Venture Capital

Venture Capital (VC) firms are a strong source of financing, especially for those companies in the high technology area. VCs typically purchase equity or an instrument that can be converted to equity. Because VCs typically specialize in particular industries, they may be able to provide expertise and offer strategic advice that increases a company’s chance for success. Participation by a high-profile VC could broaden management and offer the “stamp of approval” needed to attract new business and additional financing.

Partnering with a VC might include loss of control over the board of directors, and sometimes day-to-day management. VCs typically have short investment horizons requiring a relatively early-stage exit or “cash out” strategy. And, if you don’t make the numbers VCs are quick to pull the plug on additional funding and to call notes that may result in the loss of control over the company.

“Angel”…Private Placements

In this form of financing, a company’s securities are purchased by private investors (“angels” or “accredited investors”). These are typically high net worth individuals who are willing to take a chance on an early-stage companies with the hopes of a big payout down the road. You keep control of the company. Private placement investors usually do not acquire more than l0% of the company. They are “passive” investors.

Private placement memorandum are typically used to solicit private investors. This memorandum, with similarities to a formal business plan, describes the company and outlines the its prospects. A securities counsel can help you develop the formalized subscription agreement, ensuring that the private placement is exempt from the Federal Securities Act of l933, usually falling under Regulation D. In addition, the offering must comply with all applicable state laws.

Private investors can be contacted directly by entrepreneurs. Placement agents can also be used. Placement agents typically fall into two categories. An agent is usually a securities brokerage firm with membership in the National Association of Securities Dealers (NASD). Agents such as a media broker, with specific expertise with the publishing field and strong industry contacts, can also serve as “match makers” and intermediaries between the private investors and entrepreneur.

Companies raising under $l million are urged to consider a Small Corporation Offering Resolution (SCOR). There are numerous advantages under this Rule 504 of Regulation D as well as a simplified state registration process. A SCOR offering also has no limitations on the number or qualifications of purchasers for federal purposes and no restrictions on advertising. There are no resale restrictions for parties other than affiliates, control persons, or other insiders.

Initial Public Offering

A company ready to sell equity to the public has typically gone through a couple other forms of financing. While an IPO can provide numerous opportunities there are significant complexities and challenges.

“Going Public” has its advantages. It can provide access to large amounts of capital, an exit strategy for investors and employee shareholders, increased credibility in the marketplace, estate planning advantages, and an objective valuation for future mergers, acquisitions or sales.

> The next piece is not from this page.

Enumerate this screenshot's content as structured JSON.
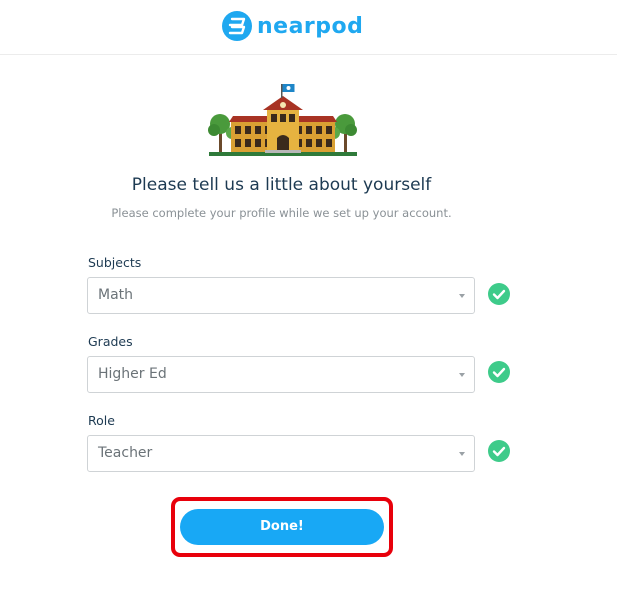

On the flip side there are Securities and Exchange Commission Quarterly Reporting requirements, loss of majority control, exposure to the vagaries of the markets, restrictions on the purchase/sale of securities by insiders, increased insider trade risk, and a requirement that operations must be more formalized. It is also not uncommon for a company to spend close to $500,000 to go public.

Explore your options. Contact us today, (301) 253-5016 or e-mail us at [email protected].